MT County Attorney ‘Shocked’ by DPHHS ‘Stonewalling’ on Child Toxicology Info
How hard can it be to get state agencies to share information? Just ask Custer County Attorney Wyatt Glade. Glade has been working for more than a year to get toxicology information held by Montana DPHHS into the hands of local law enforcement and prosecutors. Glade says the information was surprisingly difficult to get.
"What I noticed is that the Department of Child and Family Services, who regularly investigates instances of Child Abuse and Neglect were coming across instances where children had been exposed to methamphetamine or other dangerous drugs and had evidence of that in the form of toxicology tests, primarily hair follicle tests, and they were not providing that evidence to law enforcement officers," Glade said.
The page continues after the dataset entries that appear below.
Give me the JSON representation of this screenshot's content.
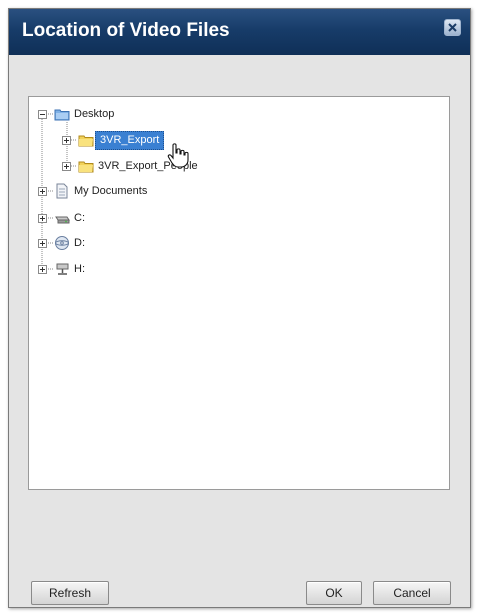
{
  "dialog": {
    "title": "Location of Video Files",
    "close_icon": "close-icon"
  },
  "tree": {
    "nodes": [
      {
        "label": "Desktop",
        "icon": "desktop-folder-icon",
        "expanded": true
      },
      {
        "label": "3VR_Export",
        "icon": "folder-icon",
        "selected": true
      },
      {
        "label": "3VR_Export_People",
        "icon": "folder-icon"
      },
      {
        "label": "My Documents",
        "icon": "documents-icon"
      },
      {
        "label": "C:",
        "icon": "hard-drive-icon"
      },
      {
        "label": "D:",
        "icon": "cd-drive-icon"
      },
      {
        "label": "H:",
        "icon": "network-drive-icon"
      }
    ]
  },
  "buttons": {
    "refresh": "Refresh",
    "ok": "OK",
    "cancel": "Cancel"
  }
}
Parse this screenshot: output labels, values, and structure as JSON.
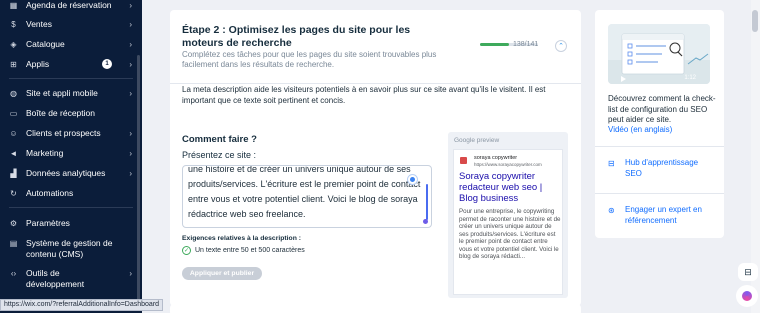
{
  "sidebar": {
    "items": [
      {
        "label": "Agenda de réservation",
        "icon": "calendar-icon",
        "chevron": "›"
      },
      {
        "label": "Ventes",
        "icon": "dollar-icon",
        "chevron": "›"
      },
      {
        "label": "Catalogue",
        "icon": "tag-icon",
        "chevron": "›"
      },
      {
        "label": "Applis",
        "icon": "apps-icon",
        "badge": "1",
        "chevron": "›"
      },
      {
        "label": "Site et appli mobile",
        "icon": "globe-icon",
        "chevron": "›"
      },
      {
        "label": "Boîte de réception",
        "icon": "inbox-icon",
        "chevron": ""
      },
      {
        "label": "Clients et prospects",
        "icon": "users-icon",
        "chevron": "›"
      },
      {
        "label": "Marketing",
        "icon": "megaphone-icon",
        "chevron": "›"
      },
      {
        "label": "Données analytiques",
        "icon": "chart-icon",
        "chevron": "›"
      },
      {
        "label": "Automations",
        "icon": "automation-icon",
        "chevron": ""
      },
      {
        "label": "Paramètres",
        "icon": "gear-icon",
        "chevron": ""
      },
      {
        "label": "Système de gestion de contenu (CMS)",
        "icon": "cms-icon",
        "chevron": ""
      },
      {
        "label": "Outils de développement",
        "icon": "code-icon",
        "chevron": "›"
      }
    ]
  },
  "status_url": "https://wix.com/?referralAdditionalInfo=Dashboard",
  "step": {
    "title": "Étape 2 : Optimisez les pages du site pour les moteurs de recherche",
    "subtitle": "Complétez ces tâches pour que les pages du site soient trouvables plus facilement dans les résultats de recherche.",
    "progress_text": "138/141",
    "progress_fraction": 0.9787,
    "collapse_symbol": "⌃"
  },
  "description": "La meta description aide les visiteurs potentiels à en savoir plus sur ce site avant qu'ils le visitent. Il est important que ce texte soit pertinent et concis.",
  "how": {
    "title": "Comment faire ?",
    "present_label": "Présentez ce site :",
    "textarea_value": "une histoire et de créer un univers unique autour de ses produits/services. L'écriture est le premier point de contact entre vous et votre potentiel client. Voici le blog de soraya rédactrice web seo freelance.",
    "requirements_title": "Exigences relatives à la description :",
    "requirement_1": "Un texte entre 50 et 500 caractères",
    "apply_label": "Appliquer et publier"
  },
  "preview": {
    "label": "Google preview",
    "site_name": "soraya copywriter",
    "site_url": "https://www.sorayacopywriter.com",
    "title": "Soraya copywriter redacteur web seo | Blog business",
    "description": "Pour une entreprise, le copywriting permet de raconter une histoire et de créer un univers unique autour de ses produits/services. L'écriture est le premier point de contact entre vous et votre potentiel client. Voici le blog de soraya rédacti..."
  },
  "right_panel": {
    "thumb_time": "1:12",
    "text": "Découvrez comment la check-list de configuration du SEO peut aider ce site.",
    "video_link": "Vidéo (en anglais)",
    "link_1": "Hub d'apprentissage SEO",
    "link_2": "Engager un expert en référencement"
  },
  "colors": {
    "sidebar_bg": "#0b1d3a",
    "accent": "#116dff",
    "success": "#3eaa5c"
  }
}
Even after a bill that Glade worked on was signed into law during the last Legislative Sessison, DPHHS was still holding the toxicology reports. Only in the past week did he receive a letter from DPHHS Director Sheila Hogan than they had officially changed the information sharing policy.
"I can't believe it took this much work," Glade said. "I can't speak for the Department, I mean, I'm sure they had their reasons for this, but I couldn't find any that I agreed with. The way that I discovered that this needed to happen is I was simply trying to get the Department to provide this information to law enforcement officers and the level of sandbagging and stonewalling that I received on this front... it shocked me."
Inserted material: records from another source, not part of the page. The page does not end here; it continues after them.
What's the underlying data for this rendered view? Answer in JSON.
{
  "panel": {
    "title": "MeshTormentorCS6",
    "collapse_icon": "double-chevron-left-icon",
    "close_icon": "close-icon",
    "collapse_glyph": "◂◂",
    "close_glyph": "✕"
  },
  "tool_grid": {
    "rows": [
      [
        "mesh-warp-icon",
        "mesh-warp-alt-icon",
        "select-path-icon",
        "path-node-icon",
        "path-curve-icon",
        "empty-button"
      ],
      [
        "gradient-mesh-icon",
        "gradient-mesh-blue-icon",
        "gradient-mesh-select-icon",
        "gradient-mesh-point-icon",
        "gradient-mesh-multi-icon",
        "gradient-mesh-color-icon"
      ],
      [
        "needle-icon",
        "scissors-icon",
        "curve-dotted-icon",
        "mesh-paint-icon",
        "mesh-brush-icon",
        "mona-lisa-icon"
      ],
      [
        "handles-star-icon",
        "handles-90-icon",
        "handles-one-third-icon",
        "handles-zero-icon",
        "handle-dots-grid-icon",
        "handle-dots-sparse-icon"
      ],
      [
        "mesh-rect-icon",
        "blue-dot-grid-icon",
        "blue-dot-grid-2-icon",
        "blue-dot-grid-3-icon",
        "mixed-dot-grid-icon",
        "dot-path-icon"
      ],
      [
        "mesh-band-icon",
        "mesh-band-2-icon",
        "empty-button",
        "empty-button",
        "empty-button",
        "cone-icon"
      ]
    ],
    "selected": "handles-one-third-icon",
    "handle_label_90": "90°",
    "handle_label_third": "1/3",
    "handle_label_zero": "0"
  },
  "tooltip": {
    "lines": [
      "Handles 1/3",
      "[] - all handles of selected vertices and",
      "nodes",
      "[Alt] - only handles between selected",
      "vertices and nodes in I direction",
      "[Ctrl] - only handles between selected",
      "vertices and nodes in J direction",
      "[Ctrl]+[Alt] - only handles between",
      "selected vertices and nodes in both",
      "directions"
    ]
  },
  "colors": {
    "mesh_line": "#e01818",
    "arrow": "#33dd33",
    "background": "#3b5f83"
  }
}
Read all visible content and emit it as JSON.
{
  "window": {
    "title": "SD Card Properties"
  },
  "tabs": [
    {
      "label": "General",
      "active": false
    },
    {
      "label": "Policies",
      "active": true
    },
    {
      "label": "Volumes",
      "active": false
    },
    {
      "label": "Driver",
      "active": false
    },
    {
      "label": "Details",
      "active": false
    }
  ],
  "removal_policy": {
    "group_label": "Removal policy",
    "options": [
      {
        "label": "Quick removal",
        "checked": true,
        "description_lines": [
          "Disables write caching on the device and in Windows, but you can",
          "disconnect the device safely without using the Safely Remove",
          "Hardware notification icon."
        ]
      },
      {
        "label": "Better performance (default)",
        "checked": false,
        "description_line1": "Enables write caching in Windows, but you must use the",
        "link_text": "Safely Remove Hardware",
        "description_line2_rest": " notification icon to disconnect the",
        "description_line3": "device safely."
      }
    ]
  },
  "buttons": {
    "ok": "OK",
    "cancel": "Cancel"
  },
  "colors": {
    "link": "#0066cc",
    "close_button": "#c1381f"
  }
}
A DPHHS spokesman released the following to KGVO on Wednesday: “DPHHS has heard and understands the concerns raised by the county attorneys. Director Hogan has concluded, with additional information, that the Department will move forward with sharing toxicology reports with the county attorneys as the final piece for full implementation of this bill.”
Glade says DPHHS was using a federal law designed to protect the identities of patients in federally funded substance abuse centers. He argued that the children caught up in these drug situations were neither in federal institutions nor addicts seeking treatment, and thus, did not fall under the guidelines of the federal law.